* **Records for the exercise**:
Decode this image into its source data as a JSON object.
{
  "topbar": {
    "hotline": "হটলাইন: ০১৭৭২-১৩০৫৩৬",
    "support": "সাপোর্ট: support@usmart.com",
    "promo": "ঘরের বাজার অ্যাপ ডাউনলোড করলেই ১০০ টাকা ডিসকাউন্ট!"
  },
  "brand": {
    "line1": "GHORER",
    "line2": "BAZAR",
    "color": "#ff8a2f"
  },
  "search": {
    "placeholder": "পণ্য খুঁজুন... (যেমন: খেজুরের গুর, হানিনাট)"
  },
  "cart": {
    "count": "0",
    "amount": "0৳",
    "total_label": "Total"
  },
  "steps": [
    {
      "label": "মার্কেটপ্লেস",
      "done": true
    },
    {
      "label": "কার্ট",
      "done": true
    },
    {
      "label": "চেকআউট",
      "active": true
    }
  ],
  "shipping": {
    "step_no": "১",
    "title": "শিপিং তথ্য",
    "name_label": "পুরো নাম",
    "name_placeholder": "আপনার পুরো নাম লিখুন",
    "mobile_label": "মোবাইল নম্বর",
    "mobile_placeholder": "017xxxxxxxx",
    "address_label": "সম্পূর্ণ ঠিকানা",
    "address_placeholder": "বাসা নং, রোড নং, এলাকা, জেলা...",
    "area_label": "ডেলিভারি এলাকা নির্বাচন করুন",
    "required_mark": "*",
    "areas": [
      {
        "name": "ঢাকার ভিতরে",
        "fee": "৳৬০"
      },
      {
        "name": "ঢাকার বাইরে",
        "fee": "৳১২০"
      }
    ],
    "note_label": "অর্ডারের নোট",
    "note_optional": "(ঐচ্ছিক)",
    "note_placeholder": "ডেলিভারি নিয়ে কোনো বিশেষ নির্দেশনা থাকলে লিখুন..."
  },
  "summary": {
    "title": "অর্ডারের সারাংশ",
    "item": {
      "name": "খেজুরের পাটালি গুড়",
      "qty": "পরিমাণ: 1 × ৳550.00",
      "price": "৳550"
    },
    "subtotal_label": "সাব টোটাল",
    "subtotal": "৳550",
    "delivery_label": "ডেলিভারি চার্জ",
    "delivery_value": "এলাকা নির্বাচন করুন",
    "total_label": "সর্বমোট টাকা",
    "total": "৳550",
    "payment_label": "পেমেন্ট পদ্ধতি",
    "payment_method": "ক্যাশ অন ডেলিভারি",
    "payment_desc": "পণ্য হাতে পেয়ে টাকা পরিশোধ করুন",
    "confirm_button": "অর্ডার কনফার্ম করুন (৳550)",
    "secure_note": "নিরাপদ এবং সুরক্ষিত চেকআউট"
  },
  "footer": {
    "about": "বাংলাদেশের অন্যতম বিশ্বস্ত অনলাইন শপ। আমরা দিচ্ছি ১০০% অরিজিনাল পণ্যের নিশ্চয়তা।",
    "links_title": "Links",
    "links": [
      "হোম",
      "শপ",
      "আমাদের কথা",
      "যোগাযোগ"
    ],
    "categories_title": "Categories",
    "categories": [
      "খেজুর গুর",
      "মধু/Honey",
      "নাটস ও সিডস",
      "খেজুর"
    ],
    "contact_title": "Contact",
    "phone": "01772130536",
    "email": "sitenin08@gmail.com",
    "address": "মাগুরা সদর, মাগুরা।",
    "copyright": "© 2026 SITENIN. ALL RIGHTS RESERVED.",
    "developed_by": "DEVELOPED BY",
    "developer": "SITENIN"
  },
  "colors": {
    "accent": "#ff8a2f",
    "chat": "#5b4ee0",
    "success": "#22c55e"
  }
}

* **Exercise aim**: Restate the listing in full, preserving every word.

* **Answer to this problem**:
Decode this image into its source data as a JSON object.
{
  "topbar": {
    "hotline": "হটলাইন: ০১৭৭২-১৩০৫৩৬",
    "support": "সাপোর্ট: support@usmart.com",
    "promo": "ঘরের বাজার অ্যাপ ডাউনলোড করলেই ১০০ টাকা ডিসকাউন্ট!"
  },
  "brand": {
    "line1": "GHORER",
    "line2": "BAZAR",
    "color": "#ff8a2f"
  },
  "search": {
    "placeholder": "পণ্য খুঁজুন... (যেমন: খেজুরের গুর, হানিনাট)"
  },
  "cart": {
    "count": "0",
    "amount": "0৳",
    "total_label": "Total"
  },
  "steps": [
    {
      "label": "মার্কেটপ্লেস",
      "done": true
    },
    {
      "label": "কার্ট",
      "done": true
    },
    {
      "label": "চেকআউট",
      "active": true
    }
  ],
  "shipping": {
    "step_no": "১",
    "title": "শিপিং তথ্য",
    "name_label": "পুরো নাম",
    "name_placeholder": "আপনার পুরো নাম লিখুন",
    "mobile_label": "মোবাইল নম্বর",
    "mobile_placeholder": "017xxxxxxxx",
    "address_label": "সম্পূর্ণ ঠিকানা",
    "address_placeholder": "বাসা নং, রোড নং, এলাকা, জেলা...",
    "area_label": "ডেলিভারি এলাকা নির্বাচন করুন",
    "required_mark": "*",
    "areas": [
      {
        "name": "ঢাকার ভিতরে",
        "fee": "৳৬০"
      },
      {
        "name": "ঢাকার বাইরে",
        "fee": "৳১২০"
      }
    ],
    "note_label": "অর্ডারের নোট",
    "note_optional": "(ঐচ্ছিক)",
    "note_placeholder": "ডেলিভারি নিয়ে কোনো বিশেষ নির্দেশনা থাকলে লিখুন..."
  },
  "summary": {
    "title": "অর্ডারের সারাংশ",
    "item": {
      "name": "খেজুরের পাটালি গুড়",
      "qty": "পরিমাণ: 1 × ৳550.00",
      "price": "৳550"
    },
    "subtotal_label": "সাব টোটাল",
    "subtotal": "৳550",
    "delivery_label": "ডেলিভারি চার্জ",
    "delivery_value": "এলাকা নির্বাচন করুন",
    "total_label": "সর্বমোট টাকা",
    "total": "৳550",
    "payment_label": "পেমেন্ট পদ্ধতি",
    "payment_method": "ক্যাশ অন ডেলিভারি",
    "payment_desc": "পণ্য হাতে পেয়ে টাকা পরিশোধ করুন",
    "confirm_button": "অর্ডার কনফার্ম করুন (৳550)",
    "secure_note": "নিরাপদ এবং সুরক্ষিত চেকআউট"
  },
  "footer": {
    "about": "বাংলাদেশের অন্যতম বিশ্বস্ত অনলাইন শপ। আমরা দিচ্ছি ১০০% অরিজিনাল পণ্যের নিশ্চয়তা।",
    "links_title": "Links",
    "links": [
      "হোম",
      "শপ",
      "আমাদের কথা",
      "যোগাযোগ"
    ],
    "categories_title": "Categories",
    "categories": [
      "খেজুর গুর",
      "মধু/Honey",
      "নাটস ও সিডস",
      "খেজুর"
    ],
    "contact_title": "Contact",
    "phone": "01772130536",
    "email": "sitenin08@gmail.com",
    "address": "মাগুরা সদর, মাগুরা।",
    "copyright": "© 2026 SITENIN. ALL RIGHTS RESERVED.",
    "developed_by": "DEVELOPED BY",
    "developer": "SITENIN"
  },
  "colors": {
    "accent": "#ff8a2f",
    "chat": "#5b4ee0",
    "success": "#22c55e"
  }
}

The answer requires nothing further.